Data records for software interfaces:
-.-.-

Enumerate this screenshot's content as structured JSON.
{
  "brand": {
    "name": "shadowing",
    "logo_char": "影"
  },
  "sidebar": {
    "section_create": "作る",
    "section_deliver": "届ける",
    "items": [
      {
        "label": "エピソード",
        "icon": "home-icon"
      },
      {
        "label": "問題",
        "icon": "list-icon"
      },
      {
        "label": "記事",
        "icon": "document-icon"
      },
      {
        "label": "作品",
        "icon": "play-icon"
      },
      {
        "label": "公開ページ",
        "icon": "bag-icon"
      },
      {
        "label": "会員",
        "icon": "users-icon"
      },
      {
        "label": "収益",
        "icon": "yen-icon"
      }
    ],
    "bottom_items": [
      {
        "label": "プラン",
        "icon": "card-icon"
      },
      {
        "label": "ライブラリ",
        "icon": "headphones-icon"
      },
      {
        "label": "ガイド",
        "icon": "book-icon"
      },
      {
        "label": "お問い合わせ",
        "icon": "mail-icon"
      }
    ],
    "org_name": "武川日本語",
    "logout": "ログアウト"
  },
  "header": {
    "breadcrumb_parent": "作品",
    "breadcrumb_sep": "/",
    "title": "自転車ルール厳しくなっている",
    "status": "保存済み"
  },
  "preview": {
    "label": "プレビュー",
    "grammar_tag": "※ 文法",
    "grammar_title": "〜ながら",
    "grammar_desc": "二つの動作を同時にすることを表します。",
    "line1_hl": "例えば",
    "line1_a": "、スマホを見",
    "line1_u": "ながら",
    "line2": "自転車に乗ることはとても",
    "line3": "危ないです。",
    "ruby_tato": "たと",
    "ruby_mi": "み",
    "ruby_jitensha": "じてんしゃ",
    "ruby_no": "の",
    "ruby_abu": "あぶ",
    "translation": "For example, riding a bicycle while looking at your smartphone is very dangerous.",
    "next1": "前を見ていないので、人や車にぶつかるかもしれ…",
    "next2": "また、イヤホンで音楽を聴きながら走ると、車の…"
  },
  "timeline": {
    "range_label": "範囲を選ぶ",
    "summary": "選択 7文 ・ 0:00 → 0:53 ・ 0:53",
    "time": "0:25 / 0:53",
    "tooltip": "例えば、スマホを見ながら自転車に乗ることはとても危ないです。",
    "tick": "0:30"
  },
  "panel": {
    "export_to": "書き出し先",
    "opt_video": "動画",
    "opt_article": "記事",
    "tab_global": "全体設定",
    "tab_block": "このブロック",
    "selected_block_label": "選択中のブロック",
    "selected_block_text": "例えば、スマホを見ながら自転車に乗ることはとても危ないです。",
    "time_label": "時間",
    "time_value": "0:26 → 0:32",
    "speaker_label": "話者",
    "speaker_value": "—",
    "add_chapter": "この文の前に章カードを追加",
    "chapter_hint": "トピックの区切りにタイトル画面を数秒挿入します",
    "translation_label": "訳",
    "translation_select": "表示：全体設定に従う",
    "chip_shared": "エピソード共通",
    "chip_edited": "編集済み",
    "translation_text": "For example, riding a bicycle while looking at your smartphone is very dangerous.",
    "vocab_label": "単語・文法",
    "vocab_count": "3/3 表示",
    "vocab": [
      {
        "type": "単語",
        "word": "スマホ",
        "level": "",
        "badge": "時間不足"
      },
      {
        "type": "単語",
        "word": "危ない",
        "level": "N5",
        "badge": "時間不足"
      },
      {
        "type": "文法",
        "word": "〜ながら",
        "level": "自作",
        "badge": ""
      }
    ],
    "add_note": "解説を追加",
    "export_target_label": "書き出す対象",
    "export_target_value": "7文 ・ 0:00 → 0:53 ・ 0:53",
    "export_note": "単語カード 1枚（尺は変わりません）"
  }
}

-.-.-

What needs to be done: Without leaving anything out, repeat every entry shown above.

Completed exercise:
Enumerate this screenshot's content as structured JSON.
{
  "brand": {
    "name": "shadowing",
    "logo_char": "影"
  },
  "sidebar": {
    "section_create": "作る",
    "section_deliver": "届ける",
    "items": [
      {
        "label": "エピソード",
        "icon": "home-icon"
      },
      {
        "label": "問題",
        "icon": "list-icon"
      },
      {
        "label": "記事",
        "icon": "document-icon"
      },
      {
        "label": "作品",
        "icon": "play-icon"
      },
      {
        "label": "公開ページ",
        "icon": "bag-icon"
      },
      {
        "label": "会員",
        "icon": "users-icon"
      },
      {
        "label": "収益",
        "icon": "yen-icon"
      }
    ],
    "bottom_items": [
      {
        "label": "プラン",
        "icon": "card-icon"
      },
      {
        "label": "ライブラリ",
        "icon": "headphones-icon"
      },
      {
        "label": "ガイド",
        "icon": "book-icon"
      },
      {
        "label": "お問い合わせ",
        "icon": "mail-icon"
      }
    ],
    "org_name": "武川日本語",
    "logout": "ログアウト"
  },
  "header": {
    "breadcrumb_parent": "作品",
    "breadcrumb_sep": "/",
    "title": "自転車ルール厳しくなっている",
    "status": "保存済み"
  },
  "preview": {
    "label": "プレビュー",
    "grammar_tag": "※ 文法",
    "grammar_title": "〜ながら",
    "grammar_desc": "二つの動作を同時にすることを表します。",
    "line1_hl": "例えば",
    "line1_a": "、スマホを見",
    "line1_u": "ながら",
    "line2": "自転車に乗ることはとても",
    "line3": "危ないです。",
    "ruby_tato": "たと",
    "ruby_mi": "み",
    "ruby_jitensha": "じてんしゃ",
    "ruby_no": "の",
    "ruby_abu": "あぶ",
    "translation": "For example, riding a bicycle while looking at your smartphone is very dangerous.",
    "next1": "前を見ていないので、人や車にぶつかるかもしれ…",
    "next2": "また、イヤホンで音楽を聴きながら走ると、車の…"
  },
  "timeline": {
    "range_label": "範囲を選ぶ",
    "summary": "選択 7文 ・ 0:00 → 0:53 ・ 0:53",
    "time": "0:25 / 0:53",
    "tooltip": "例えば、スマホを見ながら自転車に乗ることはとても危ないです。",
    "tick": "0:30"
  },
  "panel": {
    "export_to": "書き出し先",
    "opt_video": "動画",
    "opt_article": "記事",
    "tab_global": "全体設定",
    "tab_block": "このブロック",
    "selected_block_label": "選択中のブロック",
    "selected_block_text": "例えば、スマホを見ながら自転車に乗ることはとても危ないです。",
    "time_label": "時間",
    "time_value": "0:26 → 0:32",
    "speaker_label": "話者",
    "speaker_value": "—",
    "add_chapter": "この文の前に章カードを追加",
    "chapter_hint": "トピックの区切りにタイトル画面を数秒挿入します",
    "translation_label": "訳",
    "translation_select": "表示：全体設定に従う",
    "chip_shared": "エピソード共通",
    "chip_edited": "編集済み",
    "translation_text": "For example, riding a bicycle while looking at your smartphone is very dangerous.",
    "vocab_label": "単語・文法",
    "vocab_count": "3/3 表示",
    "vocab": [
      {
        "type": "単語",
        "word": "スマホ",
        "level": "",
        "badge": "時間不足"
      },
      {
        "type": "単語",
        "word": "危ない",
        "level": "N5",
        "badge": "時間不足"
      },
      {
        "type": "文法",
        "word": "〜ながら",
        "level": "自作",
        "badge": ""
      }
    ],
    "add_note": "解説を追加",
    "export_target_label": "書き出す対象",
    "export_target_value": "7文 ・ 0:00 → 0:53 ・ 0:53",
    "export_note": "単語カード 1枚（尺は変わりません）"
  }
}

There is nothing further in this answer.